Inquire with the person to whom you are writing the letter about how to send it. Make certain that you adhere to all criteria, particularly those pertaining to where and when to provide it, as well as the format asked (for example, PDF, physical letter, etc.). If there is a submission deadline, make sure you submit it on time.
What is a Reference Letter? Is it the same thing with a letter of recommendation? Well, we will find out in this post. A reference letter is a favorable recommendation of a person’s abilities and characteristics provided by someone who is familiar with their work, character, and accomplishments. When applying for employment, internships, volunteer positions, universities, and graduate school programs, reference letters are required.
The reference letter outlines why the reader should choose a candidate and how they are qualified for the position for which they are seeking. Letters may be requested by the organization considering the candidate for employment or admission to an institution, or they may be provided by the job seeker or applicant.
Types of Reference Letters
1. Professional References
A professional reference letter is often prepared by an employer, coworker, customer, instructor, or professor who is familiar with the individual’s accomplishments in a work-related situation.
It often contains a description of their job and responsibilities, the length of time they have been with the firm, as well as their talents, credentials, and contributions to the organization.
2. Personal/Character References
A character or personal reference letter might be prepared by a family member, mentor, or neighbor who can attest to the qualities that would make them an excellent candidate for the employment being sought. This sort of letter describes how the writer knows them and highlights their personal characteristics as they might be applied in a job context.
3. Academic References
A teacher, professor, or adviser writes an academic reference. This form of reference goes through the candidate’s educational history and intellectual accomplishments.
What Is the Distinction Between a Letter of Recommendation Letter and A Reference Letter?
You will be requested to supply letters of recommendation or reference letters as part of the application criteria. You could believe they’re the same thing. Even universities believe this at times. However, in theory, the two are diametrically opposed.
A “letter of reference” is officially required by an academic program and should be given immediately to the institution by the lecturer or employer without your knowledge. The document should be 300-400 words long and show your character, accomplishments, and talents objectively.
A “letter of reference” is frequently supplied to you directly by the referee, and you can preserve it for future use. A letter of this type is typically addressed as “To Whom It May Concern” or “Dear Sir/Madam.”
This is why universities frequently request a recommendation letter. It is personal and should talk about you in respect to their particular program.
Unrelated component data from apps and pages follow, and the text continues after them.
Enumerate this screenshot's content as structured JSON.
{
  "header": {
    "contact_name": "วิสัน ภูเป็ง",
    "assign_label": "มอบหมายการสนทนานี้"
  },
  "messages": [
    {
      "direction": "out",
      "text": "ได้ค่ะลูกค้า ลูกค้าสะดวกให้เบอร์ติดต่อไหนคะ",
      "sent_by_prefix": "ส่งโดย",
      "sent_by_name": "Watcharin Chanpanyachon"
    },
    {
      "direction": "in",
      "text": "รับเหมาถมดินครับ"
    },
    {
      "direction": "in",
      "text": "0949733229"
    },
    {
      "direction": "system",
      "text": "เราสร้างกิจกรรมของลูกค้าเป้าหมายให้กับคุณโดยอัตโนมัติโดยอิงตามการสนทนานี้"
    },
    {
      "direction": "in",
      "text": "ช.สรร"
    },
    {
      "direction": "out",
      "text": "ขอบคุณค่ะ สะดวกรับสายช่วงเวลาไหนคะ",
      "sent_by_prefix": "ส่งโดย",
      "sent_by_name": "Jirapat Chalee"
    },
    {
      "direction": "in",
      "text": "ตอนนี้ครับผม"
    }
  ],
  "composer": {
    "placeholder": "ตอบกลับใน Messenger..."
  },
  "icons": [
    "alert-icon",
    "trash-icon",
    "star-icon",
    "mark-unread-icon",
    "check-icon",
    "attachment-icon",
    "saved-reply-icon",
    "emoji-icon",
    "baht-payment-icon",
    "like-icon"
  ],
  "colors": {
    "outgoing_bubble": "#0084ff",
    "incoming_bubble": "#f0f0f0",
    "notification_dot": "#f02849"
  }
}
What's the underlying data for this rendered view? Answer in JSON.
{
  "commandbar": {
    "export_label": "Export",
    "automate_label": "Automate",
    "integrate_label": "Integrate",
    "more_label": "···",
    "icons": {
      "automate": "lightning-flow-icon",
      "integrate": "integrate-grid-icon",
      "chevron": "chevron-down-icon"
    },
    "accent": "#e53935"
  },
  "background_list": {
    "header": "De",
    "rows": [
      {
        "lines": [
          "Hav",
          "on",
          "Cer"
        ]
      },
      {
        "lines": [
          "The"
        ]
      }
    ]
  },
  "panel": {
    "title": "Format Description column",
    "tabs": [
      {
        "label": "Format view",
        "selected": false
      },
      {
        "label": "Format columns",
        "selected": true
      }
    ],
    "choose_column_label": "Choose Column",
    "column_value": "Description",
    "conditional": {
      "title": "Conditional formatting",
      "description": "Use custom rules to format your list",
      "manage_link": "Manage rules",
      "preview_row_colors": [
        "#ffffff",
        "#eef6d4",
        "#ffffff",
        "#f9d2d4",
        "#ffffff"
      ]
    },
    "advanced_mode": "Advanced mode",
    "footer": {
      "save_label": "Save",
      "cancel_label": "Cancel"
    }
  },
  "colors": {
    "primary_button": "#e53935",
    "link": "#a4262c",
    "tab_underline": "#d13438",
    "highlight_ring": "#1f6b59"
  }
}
We hope this article on the tips for the letter of recommendation for graduate school provided all you needed to know about the recommendation and reference letters. Remember to always reach out to some who know you in a professional capacity to write a recommendation letter for you (this criterion is requested by most academic institutions)—best Wishes in all endeavors.